“Prince Achilles!”

I held my breath. Achilles stopped moving on top of me. I didn’t want him to stop, I wanted to say so, but alas, we were in Troy, and Achilles was no longer just mine.

There was the banquet.

“Prince Achilles,” the voice called again outside the tent.

“Yes!” Achilles yelled back, obviously annoyed, obviously in the midst of something quite taxing. I snickered below him and he shot me a look. Feeling fairly confident, I responded by leaning forward and licking the dip between his collarbones. His grip in my hair tightened and he sucked in a breath.

“The banquet is ready. We wait for you,” the nervous voice said.

“Yes,” Achilles said, suddenly coming back to himself. I smiled. “Yes, of course.” He laughed, and it reminded me of the days we would not come out of our cave even though Chiron called us time and time again.

After we stood and clothed ourselves, Achilles grabbed me by the hips and kissed me deeply. He looked at me fondly before whispering to me, “to be continued.” And then we joined the banquet.

 


  

We sat at the table covered by a large cloth that reached the floor, covering both our legs. I wondered absentmindedly how they managed to build and bring such a large table to Troy.

We celebrated another victory, and cheered and drank to our Aristos Achaion, to our best of men. Briseis sat next to me and only smiled when she spoke to me, and for that I felt bad. But if I could make her feel comfortable, so be it. I spoke to her and kept her company, but soon she excused herself, leaving me alone as Achilles heard the praises from all across the table.

Agamemnon was eager to take the spotlight though. There would always come a moment in the banquet every night when Agamemnon tired of the praises not meant for him, and he would recite a long exciting story, allowing a long reprieve for Achilles to return his attention to me. We’d usually joke, or exchange stories of our own.

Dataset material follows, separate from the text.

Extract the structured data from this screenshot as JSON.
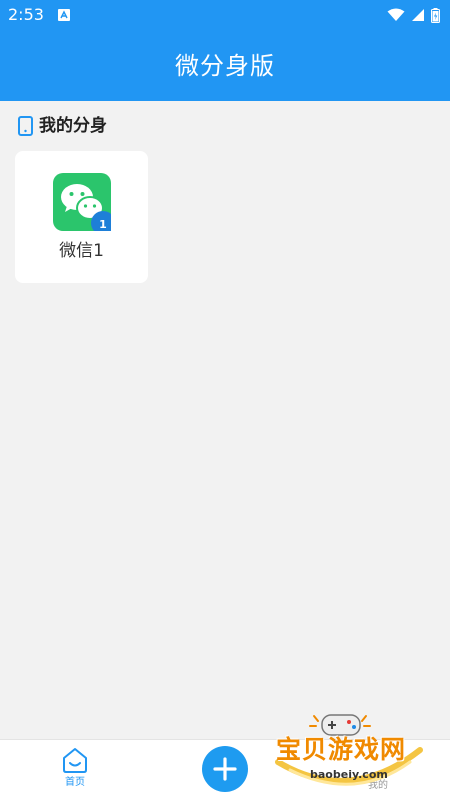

Instead, I found myself drifting. I was suddenly spent from the long day of sleeping, my muscles sore from how much Achilles had worn me. My filled stomach from the banquet did nothing to help my state of languor.

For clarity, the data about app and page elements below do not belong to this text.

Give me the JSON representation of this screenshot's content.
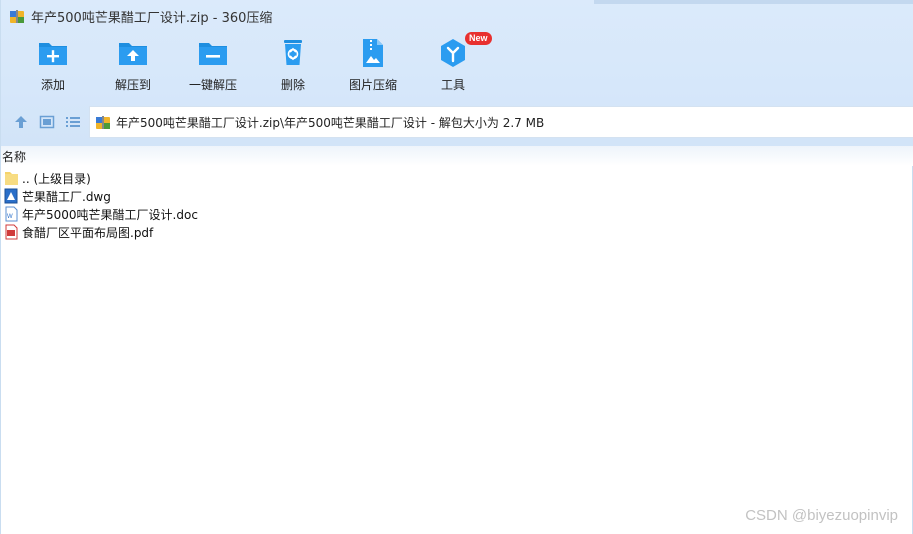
{
  "window": {
    "title": "年产500吨芒果醋工厂设计.zip - 360压缩",
    "title_icon": "archive-icon"
  },
  "toolbar": {
    "items": [
      {
        "label": "添加",
        "icon": "add-folder-icon"
      },
      {
        "label": "解压到",
        "icon": "extract-folder-icon"
      },
      {
        "label": "一键解压",
        "icon": "one-click-extract-icon"
      },
      {
        "label": "删除",
        "icon": "recycle-bin-icon"
      },
      {
        "label": "图片压缩",
        "icon": "image-compress-icon"
      },
      {
        "label": "工具",
        "icon": "tools-icon",
        "badge": "New"
      }
    ]
  },
  "navbar": {
    "up_icon": "up-arrow-icon",
    "view_thumb_icon": "thumbnail-view-icon",
    "view_list_icon": "list-view-icon",
    "address": "年产500吨芒果醋工厂设计.zip\\年产500吨芒果醋工厂设计 - 解包大小为 2.7 MB"
  },
  "list": {
    "column_name": "名称",
    "rows": [
      {
        "name": ".. (上级目录)",
        "icon": "folder-icon"
      },
      {
        "name": "芒果醋工厂.dwg",
        "icon": "dwg-file-icon"
      },
      {
        "name": "年产5000吨芒果醋工厂设计.doc",
        "icon": "doc-file-icon"
      },
      {
        "name": "食醋厂区平面布局图.pdf",
        "icon": "pdf-file-icon"
      }
    ]
  },
  "watermark": "CSDN @biyezuopinvip",
  "colors": {
    "accent": "#1e8ee0",
    "toolbar_bg": "#d6e7fa",
    "badge": "#e8302f"
  }
}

It would have seemed that Achilles wanted to play a quick game with me, as we usually did during these banquets, but this one was far more mischievous than I expected.

He placed his hand on my thigh, slipping his fingers underneath my tunic, and I hardly stirred, my drowsiness almost taking me under.

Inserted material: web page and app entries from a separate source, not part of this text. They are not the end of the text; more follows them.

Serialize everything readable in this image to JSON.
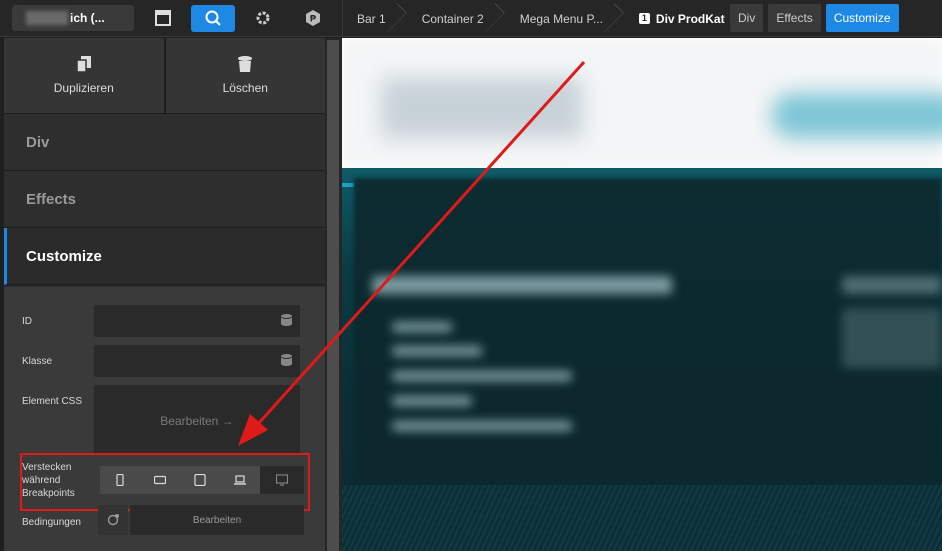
{
  "topbar": {
    "site_title": "ich (...",
    "icons": [
      "window-icon",
      "search-icon",
      "gear-icon",
      "plugin-icon"
    ]
  },
  "breadcrumb": {
    "items": [
      "Bar 1",
      "Container 2",
      "Mega Menu P...",
      "Div ProdKat"
    ],
    "current_badge": "1"
  },
  "tabs": [
    "Div",
    "Effects",
    "Customize"
  ],
  "actions": {
    "duplicate": "Duplizieren",
    "delete": "Löschen"
  },
  "sections": [
    "Div",
    "Effects",
    "Customize"
  ],
  "form": {
    "id_label": "ID",
    "class_label": "Klasse",
    "css_label": "Element CSS",
    "css_edit": "Bearbeiten →",
    "hide_label": "Verstecken während Breakpoints",
    "conditions_label": "Bedingungen",
    "conditions_edit": "Bearbeiten",
    "breakpoints": [
      "phone-portrait-icon",
      "phone-landscape-icon",
      "tablet-icon",
      "laptop-icon",
      "desktop-icon"
    ]
  },
  "colors": {
    "accent": "#1e88e5",
    "annotation": "#e01919"
  }
}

“How could you sleep at a time like this, Patroclus,” his voice reached my ears and I realized what he was doing. I could tell his cat’s smile was just a mere centimeters away from my ear. I could feel his hand rising higher and higher.

“Do you realize how rude that is, Patroclus?” Teasing me with my own name, his hand reached my groin and I straightened so quick my hands gripped the edge of the table to find purchase.

Achilles,” I panted lowly, looking around just as the rest of the banquet attendants burst into laughter, surely a response to a joke Agamemnon made.

“I said ‘to be continued,’ did I not?” Achilles grinned, tightening his grasp. I realized soon enough his hand was wet, as if he’d dipped his hand in water before coming to me. I bit my lip, wanting to curse at his slick ways.

I wanted to moan, throw my head back and tackle Achilles to the floor, but with hundreds of people around us, all I could do was grip the table harder and try to ignore Achilles’ widening grin in my periphery.

I let out a breath, and winced when his hand teases me more, going faster, bringing me to the edge, only to slow down.

“Your games do not amuse me tonight, Achilles,” I managed to say with a smile.

“I do not intend to amuse.”

“Oh?” Another sharp breath.

“Just to please,” he said so easily but it took everything for me not to slam my fists on the table. Instead, I reached for his wrist and stopped his ministrations and he did not resist. I stopped him instead, and slowly rose from my seat in the midst of another round of laughter from the party and the enthusiastic telling of Agamemnon's story. I was careful not to bring attention to my hardness, but it was difficult. I turned around quickly and walked towards our tent. I knew Achilles would follow.

As soon as the tent flap fell behind Achilles and hindered us from the outside world, I grabbed him by the front of his tunic and threw him towards the bed. I climbed over him and said fiercely into his mouth, “let us finish what we started.”

We did.